Collect the lines of the entries where "your" shows up.

----------------------------------------

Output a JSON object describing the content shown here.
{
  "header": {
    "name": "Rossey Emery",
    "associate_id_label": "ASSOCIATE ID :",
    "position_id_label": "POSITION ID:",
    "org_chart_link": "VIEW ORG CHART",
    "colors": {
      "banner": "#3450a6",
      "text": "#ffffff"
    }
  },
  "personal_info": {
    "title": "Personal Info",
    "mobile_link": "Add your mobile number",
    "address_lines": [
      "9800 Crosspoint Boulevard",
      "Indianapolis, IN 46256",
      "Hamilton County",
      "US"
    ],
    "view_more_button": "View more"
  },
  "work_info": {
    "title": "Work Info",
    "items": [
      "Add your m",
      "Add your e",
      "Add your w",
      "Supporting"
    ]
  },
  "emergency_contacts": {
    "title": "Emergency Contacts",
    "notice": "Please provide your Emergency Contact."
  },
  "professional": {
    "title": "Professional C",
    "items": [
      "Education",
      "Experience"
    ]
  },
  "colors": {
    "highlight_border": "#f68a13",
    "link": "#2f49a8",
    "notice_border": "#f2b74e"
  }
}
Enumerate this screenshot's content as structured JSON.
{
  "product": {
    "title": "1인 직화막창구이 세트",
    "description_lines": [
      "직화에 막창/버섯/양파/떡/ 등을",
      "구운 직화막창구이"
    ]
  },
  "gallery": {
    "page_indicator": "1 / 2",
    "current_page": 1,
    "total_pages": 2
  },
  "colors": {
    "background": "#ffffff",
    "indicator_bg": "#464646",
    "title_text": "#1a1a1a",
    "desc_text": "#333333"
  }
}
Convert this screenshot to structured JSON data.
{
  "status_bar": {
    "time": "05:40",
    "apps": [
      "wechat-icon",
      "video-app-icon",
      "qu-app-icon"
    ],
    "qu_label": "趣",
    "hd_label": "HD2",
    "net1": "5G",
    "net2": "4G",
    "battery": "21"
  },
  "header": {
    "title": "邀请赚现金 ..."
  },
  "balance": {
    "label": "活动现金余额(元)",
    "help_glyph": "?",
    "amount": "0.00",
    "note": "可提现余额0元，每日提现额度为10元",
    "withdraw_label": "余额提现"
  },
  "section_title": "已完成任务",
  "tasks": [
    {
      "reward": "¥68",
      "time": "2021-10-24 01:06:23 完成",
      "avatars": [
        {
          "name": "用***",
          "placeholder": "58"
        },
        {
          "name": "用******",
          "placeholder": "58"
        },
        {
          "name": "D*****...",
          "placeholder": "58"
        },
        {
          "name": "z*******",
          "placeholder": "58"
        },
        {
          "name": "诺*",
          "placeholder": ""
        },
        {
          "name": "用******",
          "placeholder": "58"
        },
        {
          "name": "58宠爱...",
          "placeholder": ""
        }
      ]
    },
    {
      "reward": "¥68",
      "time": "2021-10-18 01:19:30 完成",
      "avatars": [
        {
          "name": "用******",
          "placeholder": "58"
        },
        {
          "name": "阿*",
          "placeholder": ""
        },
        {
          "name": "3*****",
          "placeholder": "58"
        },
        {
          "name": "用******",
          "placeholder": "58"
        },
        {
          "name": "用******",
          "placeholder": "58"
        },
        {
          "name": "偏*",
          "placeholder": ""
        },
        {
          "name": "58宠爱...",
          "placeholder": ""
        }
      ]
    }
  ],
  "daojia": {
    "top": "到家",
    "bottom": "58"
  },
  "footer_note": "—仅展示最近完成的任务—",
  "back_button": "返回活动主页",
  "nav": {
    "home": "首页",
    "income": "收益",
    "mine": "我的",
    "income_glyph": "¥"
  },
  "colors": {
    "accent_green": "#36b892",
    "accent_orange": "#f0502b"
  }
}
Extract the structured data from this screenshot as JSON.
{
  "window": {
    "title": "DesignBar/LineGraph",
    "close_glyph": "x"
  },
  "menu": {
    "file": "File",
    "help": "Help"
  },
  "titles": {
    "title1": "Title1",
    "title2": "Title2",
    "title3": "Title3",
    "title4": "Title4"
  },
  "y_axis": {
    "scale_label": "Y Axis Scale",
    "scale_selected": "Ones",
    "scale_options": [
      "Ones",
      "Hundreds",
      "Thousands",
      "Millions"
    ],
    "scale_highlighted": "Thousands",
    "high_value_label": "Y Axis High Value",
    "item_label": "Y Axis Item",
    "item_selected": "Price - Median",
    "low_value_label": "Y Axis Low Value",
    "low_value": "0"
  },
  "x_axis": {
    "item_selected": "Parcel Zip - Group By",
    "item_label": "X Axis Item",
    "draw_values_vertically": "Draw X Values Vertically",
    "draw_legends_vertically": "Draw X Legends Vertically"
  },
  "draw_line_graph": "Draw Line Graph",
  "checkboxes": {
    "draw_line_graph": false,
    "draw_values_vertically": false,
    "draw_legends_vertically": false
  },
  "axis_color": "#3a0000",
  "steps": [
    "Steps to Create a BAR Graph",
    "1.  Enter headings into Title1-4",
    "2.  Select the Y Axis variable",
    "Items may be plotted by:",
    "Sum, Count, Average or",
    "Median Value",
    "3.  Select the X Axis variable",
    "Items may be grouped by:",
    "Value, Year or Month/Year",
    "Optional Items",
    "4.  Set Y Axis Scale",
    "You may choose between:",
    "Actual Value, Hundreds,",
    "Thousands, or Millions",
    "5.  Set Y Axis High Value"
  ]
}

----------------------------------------

Result for this task >>
    "mobile_link": "Add your mobile number",
      "Add your m",
      "Add your e",
      "Add your w",
    "notice": "Please provide your Emergency Contact."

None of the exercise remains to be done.